Gun-toting protesters against Michigan’s coronavirus lockdown have rallied in the state capitol building. Hundreds of demonstrators, a few of them armed, gathered in Lansing and many did not wear masks or socially distance. Police checked their temperatures before some were allowed into the capitol, where lawmakers were debating. Michigan has been hard hit by the coronavirus, with 3,788 deaths.
A top New York City doctor who was on the front line of the fight against coronavirus has taken her own life. Dr Lorna Breen, the medical director of the emergency department at New York-Presbyterian Allen Hospital in Manhattan, died on Sunday, police said. Colleagues have described her as a “hero”. “She tried to do her job, and it killed her,” her father, Dr Phillip Breen, told The New York Times.
Trump administration officials are asking India to lift restrictions to give the U.S. access to pharmaceutical ingredients to produce a range of drugs amid fears of a U.S. drug supply shortage prompted by the coronavirus outbreak. The two governments are holding discussions aimed at easing new restrictions on pharmaceutical exports from India, which New Delhi introduced to ensure that the country would have medicine needed to handle the pandemic inside its borders.
It was reported, Thursday, that Trump’s administration is moving to impose work requirements on Medicaid recipients.
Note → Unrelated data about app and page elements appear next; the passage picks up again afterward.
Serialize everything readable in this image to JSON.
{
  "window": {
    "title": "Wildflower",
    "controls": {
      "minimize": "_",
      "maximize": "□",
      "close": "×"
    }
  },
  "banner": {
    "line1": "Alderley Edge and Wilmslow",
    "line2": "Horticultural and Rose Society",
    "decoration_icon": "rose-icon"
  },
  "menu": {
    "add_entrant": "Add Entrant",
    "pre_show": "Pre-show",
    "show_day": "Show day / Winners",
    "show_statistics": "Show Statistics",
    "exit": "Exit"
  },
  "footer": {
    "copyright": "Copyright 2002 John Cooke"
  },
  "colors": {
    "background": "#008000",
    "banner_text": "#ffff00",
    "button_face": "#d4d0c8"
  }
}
The legally controversial decision prompted critics to highlight potential harm to the poor. Politically, the decision is less divisive, as a recent poll showed 70% of Americans favor allowing states to impose work restrictions on non-disabled, adult Medicaid recipients.
The Trump administration has drafted a rule that would allow religious employers to stop covering birth control in employee health plans. One of the most controversial components of the ACA, signed in by Barack Obama in 2010, was the free contraceptive mandate. Supporters argue that it is a basic issue of women’s rights and suggest that the increased availability of safe contraceptives contributed to a decline in teen births and abortions. House Minority Leader Nancy Pelosi called the plan “sickening” and said it would deny millions of women “access to basic, preventive health care.”
The long-awaited Senate healthcare bill became public on Thursday. The draft repeals Affordable Care Act taxes and provides more subsidies for low-income families than the House bill which was passed in May. Despite the updates to the bill, four conservative senators, Rand Paul, Ted Cruz, Mike Lee and Ron Johnson, announced that they would still oppose the bill. They said the bill, in its current form, does not bring healthcare costs down and repeal Obamacare.
Jimmy Kimmel created the discussion on the current topic of whether people with pre-existing medical conditions should get financial coverage by asking the question, “Why should being born with any sort of defect raise your insurance costs all your life? Why should the babies of well-off people, including comedians, have a better shot at surviving that newborns whose parents lack the money to buy health insurance?”
Senate Republicans officially gave up repealing Obamacare in fear of going short on votes. The decision came after Sen. Susan Collins of Maine declared her opposition to the proposal. Senator Mitch McConnell of Kentucky said Republicans would move on to overhauling the tax code, their next big legislative goal.
The healthcare plan Senate Republicans have been working on in secret will be released on Thursday. There isn’t much information on what exactly the plan is. However, it is expected to be a version based on the current law and a bill passed by the House in May. Republicans can only afford to lose two of the 52 seats they hold in the Senate to pass the bill.
On Monday, congressional efforts to repeal Obamacare returned in full swing with Senate Republicans pushing for a new legislation. Senator John McCain insisted to Republicans that they should hold hearings and consider amendments, rather than ramming the bill through the Senate in order to get a better reaction and outcome.